Yesterday Rozelle and NFL lawyers were meeting in Los Angeles to plan strategy for dealing with a request by the Raiders and the Coliseum for an injunction that would force the league to schedule games for the Raiders in Los Angeles.

However, the Raiders said they have not yet decided whether to move to Los Angeles immediately. Al LoCasale, executive assistant to Davis, said he wants the move to "minimize disturbance to the team." The Raiders might want to wait until all appeals in the case have been exhausted, LoCasale said, a process which might take 1 1/2 years.

However former San Francisco mayor Joseph Alioto, the lawyer for the Raiders, said there is no reason to await the outcome of an appeal.

"An appeal is a sham," Alioto said. "The Raiders and the Coliseum Board can begin negotiations right now."

Meanwhile, in Oakland, the decision came as a blow to civic pride and the city's economy.

"I'll tell you what the Raiders mean to Oakland," Chamber of Commerce spokesman Scott Summerfield told The Associated Press. "We figure it means $36 million a year in direct revenue and $180 million in indirect revenue, and that includes money that's spent in bars, hotels, restaurants, advertising, loss of revenue to the airport, parking--everything."

In Oakland's Kings X bar, one customer complained that "it's hard to stand in the shadow of San Francisco and talk about Oakland, and I think the Raiders were one of the things that gave us pride."

Andy Mousalimas, co-owner of Kings X, agreed with NFL contentions that it was unfair to hold the trial in Los Angeles. "If the trial had been held in Oakland, it would have gone the other way, and that wouldn't have been fair, either," The Associated Press quoted him as saying.

If the NFL does get an antitrust exemption introduced on Capitol Hill, the measure will face considerable opposition. The NFL Players Association has lobbied heavily against any such measure, contending that an exemption from antitrust laws would make it impossible for players to sue the league over issues such as the draft, reserve rules and option clauses.

The measure would also have to survive in a climate in which some legislators are taking an increasingly close, and in some cases critical, look at the relationship between professional sports and antitrust laws.

The House Judiciary Committee's subcommittee on monopolies and commercial law has held several hearings on Seiberling's bill to ease relocation of professional sports franchises and lift baseball's antitrust exemption, and several members have been critical of arguments that sports need such an exemption to survive.

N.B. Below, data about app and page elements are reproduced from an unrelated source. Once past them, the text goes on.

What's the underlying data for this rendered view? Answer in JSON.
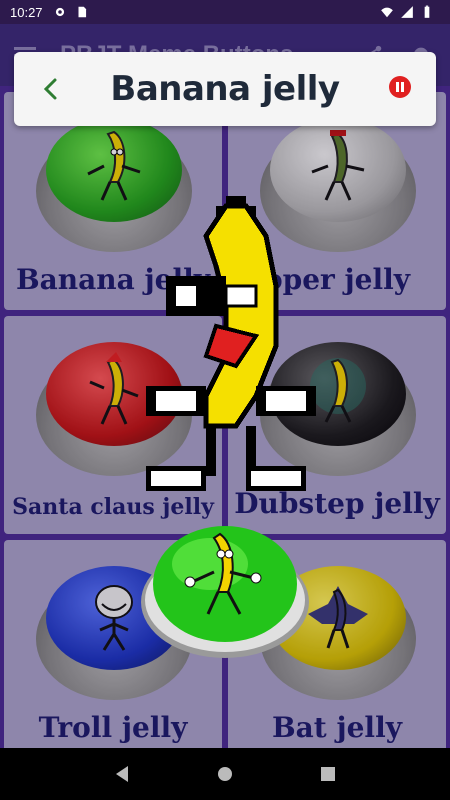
{
  "status_bar": {
    "time": "10:27",
    "icons_left": [
      "gear-icon",
      "sd-card-icon"
    ],
    "icons_right": [
      "wifi-icon",
      "signal-icon",
      "battery-icon"
    ]
  },
  "app_bar": {
    "title": "PBJT Meme Buttons",
    "icons": [
      "menu-icon",
      "share-icon",
      "settings-icon"
    ]
  },
  "popup": {
    "title": "Banana jelly",
    "back_icon": "back-arrow-icon",
    "stop_icon": "pause-icon"
  },
  "cards": [
    {
      "label": "Banana jelly",
      "cap": "green",
      "icon": "banana-icon"
    },
    {
      "label": "oper jelly",
      "cap": "gray",
      "icon": "zombie-banana-icon"
    },
    {
      "label": "Santa claus jelly",
      "cap": "red",
      "icon": "santa-banana-icon"
    },
    {
      "label": "Dubstep jelly",
      "cap": "black",
      "icon": "dubstep-banana-icon"
    },
    {
      "label": "Troll jelly",
      "cap": "blue",
      "icon": "trollface-icon"
    },
    {
      "label": "Bat jelly",
      "cap": "yellow",
      "icon": "bat-banana-icon"
    }
  ],
  "colors": {
    "label_text": "#1c1a6b",
    "app_bar_bg": "#3b2a78",
    "grid_bg": "#4a2a92",
    "card_bg": "#a9a2c8",
    "popup_bg": "#f5f5f5",
    "stop_red": "#e02020",
    "back_green": "#2e7d32"
  },
  "nav_bar": {
    "icons": [
      "back-triangle-icon",
      "home-circle-icon",
      "recents-square-icon"
    ]
  }
}
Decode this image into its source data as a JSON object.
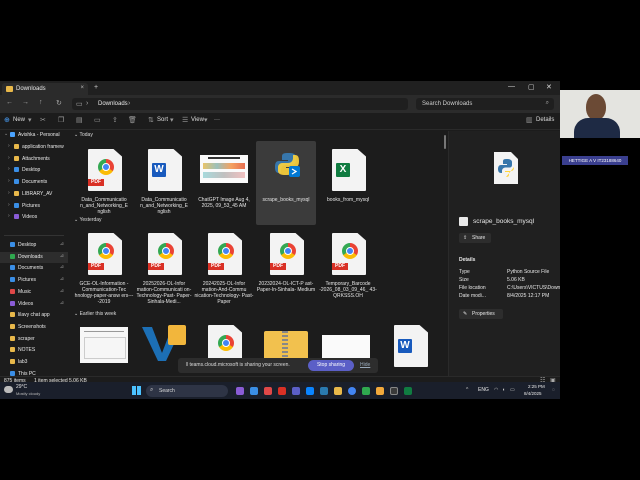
{
  "window": {
    "tab_title": "Downloads",
    "new_tab": "+",
    "tab_close": "×",
    "controls": [
      "—",
      "▢",
      "✕"
    ]
  },
  "address": {
    "crumb_separator": "›",
    "current_folder": "Downloads",
    "search_placeholder": "Search Downloads"
  },
  "commands": {
    "new": "New",
    "sort": "Sort",
    "view": "View",
    "more": "···",
    "details": "Details"
  },
  "sidebar": {
    "root": "Avishka - Personal",
    "tree": [
      {
        "label": "application framew",
        "color": "#e8b84a"
      },
      {
        "label": "Attachments",
        "color": "#e8b84a"
      },
      {
        "label": "Desktop",
        "color": "#3a8ee6"
      },
      {
        "label": "Documents",
        "color": "#3a8ee6"
      },
      {
        "label": "LIBRARY_AV",
        "color": "#e8b84a"
      },
      {
        "label": "Pictures",
        "color": "#3a8ee6"
      },
      {
        "label": "Videos",
        "color": "#8a5cd6"
      }
    ],
    "quick": [
      {
        "label": "Desktop",
        "color": "#3a8ee6"
      },
      {
        "label": "Downloads",
        "color": "#2fa84f"
      },
      {
        "label": "Documents",
        "color": "#3a8ee6"
      },
      {
        "label": "Pictures",
        "color": "#3a8ee6"
      },
      {
        "label": "Music",
        "color": "#e04848"
      },
      {
        "label": "Videos",
        "color": "#8a5cd6"
      },
      {
        "label": "lilavy chat app",
        "color": "#e8b84a"
      },
      {
        "label": "Screenshots",
        "color": "#e8b84a"
      },
      {
        "label": "scraper",
        "color": "#e8b84a"
      },
      {
        "label": "NOTES",
        "color": "#e8b84a"
      },
      {
        "label": "lab3",
        "color": "#e8b84a"
      },
      {
        "label": "This PC",
        "color": "#3a8ee6"
      }
    ]
  },
  "groups": {
    "today": "Today",
    "yesterday": "Yesterday",
    "earlier": "Earlier this week"
  },
  "files_today": [
    {
      "name": "Data_Communicatio n_and_Networking_E nglish",
      "kind": "pdf"
    },
    {
      "name": "Data_Communicatio n_and_Networking_E nglish",
      "kind": "word"
    },
    {
      "name": "ChatGPT Image Aug 4, 2025, 09_53_45 AM",
      "kind": "image"
    },
    {
      "name": "scrape_books_mysql",
      "kind": "python"
    },
    {
      "name": "books_from_mysql",
      "kind": "excel"
    }
  ],
  "files_yesterday": [
    {
      "name": "GCE-OL-Information -Communication-Tec hnology-paper-answ ers----2019",
      "kind": "pdf"
    },
    {
      "name": "20252026-OL-Infor mation-Communicati on-Technology-Past- Paper-Sinhala-Medi...",
      "kind": "pdf"
    },
    {
      "name": "20242025-OL-Infor mation-And-Commu nication-Technology- Past-Paper",
      "kind": "pdf"
    },
    {
      "name": "20232024-OL-ICT-P ast-Paper-In-Sinhala- Medium",
      "kind": "pdf"
    },
    {
      "name": "Temporary_Barcode -2026_08_03_09_46_ 43-QRKSSS.OH",
      "kind": "pdf"
    }
  ],
  "details_pane": {
    "file_name": "scrape_books_mysql",
    "share": "Share",
    "heading": "Details",
    "rows": [
      {
        "key": "Type",
        "value": "Python Source File"
      },
      {
        "key": "Size",
        "value": "5.06 KB"
      },
      {
        "key": "File location",
        "value": "C:\\Users\\VICTUS\\Down..."
      },
      {
        "key": "Date modi...",
        "value": "8/4/2025 12:17 PM"
      }
    ],
    "properties": "Properties"
  },
  "status": {
    "items": "875 items",
    "selected": "1 item selected  5.06 KB"
  },
  "sharing": {
    "message": "teams.cloud.microsoft is sharing your screen.",
    "stop": "Stop sharing",
    "hide": "Hide"
  },
  "taskbar": {
    "weather_temp": "29°C",
    "weather_desc": "Mostly cloudy",
    "search": "Search",
    "lang": "ENG",
    "time": "2:25 PM",
    "date": "8/4/2025"
  },
  "webcam": {
    "name_tag": "HETTIGE A V IT23188640"
  },
  "colors": {
    "accent": "#5b5fc7",
    "pdf_red": "#d93025",
    "word_blue": "#185abd",
    "excel_green": "#107c41",
    "folder_yellow": "#e8b84a"
  }
}
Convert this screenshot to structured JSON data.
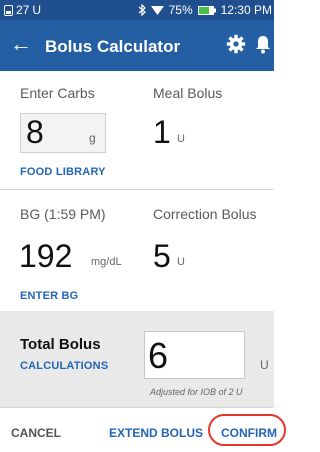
{
  "status_bar": {
    "left_text": "27",
    "left_icon": "U",
    "battery": "75%",
    "time": "12:30 PM"
  },
  "app_bar": {
    "title": "Bolus Calculator"
  },
  "carbs": {
    "label": "Enter Carbs",
    "value": "8",
    "unit": "g",
    "link": "FOOD LIBRARY"
  },
  "meal_bolus": {
    "label": "Meal Bolus",
    "value": "1",
    "unit": "U"
  },
  "bg": {
    "label": "BG (1:59 PM)",
    "value": "192",
    "unit": "mg/dL",
    "link": "ENTER BG"
  },
  "correction": {
    "label": "Correction Bolus",
    "value": "5",
    "unit": "U"
  },
  "total": {
    "label": "Total Bolus",
    "link": "CALCULATIONS",
    "value": "6",
    "unit": "U",
    "note": "Adjusted for IOB of 2 U"
  },
  "actions": {
    "cancel": "CANCEL",
    "extend": "EXTEND BOLUS",
    "confirm": "CONFIRM"
  },
  "colors": {
    "app_bar": "#245ea3",
    "status_bar": "#1f4f8f",
    "link": "#2566b4",
    "highlight": "#e2382c"
  }
}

The relocation section in Seiberling's bill would prohibit a league from blocking relocation of any professional sports team to an area where there is a population of at least 2 million within a 75-mile radius. Were the measure in effect, it would permit relocation of the Raiders to Los Angeles.

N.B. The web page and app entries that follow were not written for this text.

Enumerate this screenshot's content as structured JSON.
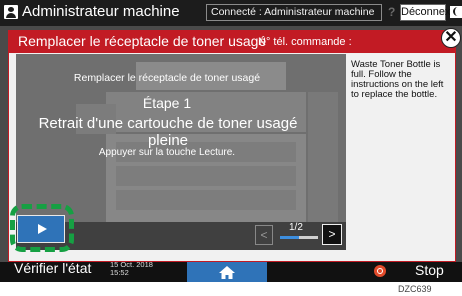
{
  "header": {
    "title": "Administrateur machine",
    "connection": "Connecté : Administrateur machine",
    "help_icon": "?",
    "logout_label": "Déconnexion"
  },
  "dialog": {
    "title": "Remplacer le réceptacle de toner usagé",
    "order_no_label": "N° tél. commande :",
    "close_icon": "✕",
    "video": {
      "step_title": "Remplacer le réceptacle de toner usagé",
      "step_no": "Étape 1",
      "step_desc": "Retrait d'une cartouche de toner usagé pleine",
      "hint": "Appuyer sur la touche Lecture.",
      "page": "1/2",
      "progress": 0.5
    },
    "message": "Waste Toner Bottle is full. Follow the instructions on the left to replace the bottle."
  },
  "footer": {
    "status_label": "Vérifier l'état",
    "date": "15 Oct. 2018",
    "time": "15:52",
    "stop_label": "Stop"
  },
  "figure_code": "DZC639"
}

Rozelle has argued repeatedly that the NFL owners are partners, not competitors, and that for antitrust purposes they should be treated as one organization, such as General Motors or McDonald's. That contention, as related to the Raiders' case, was rejected by Pregerson during the trial.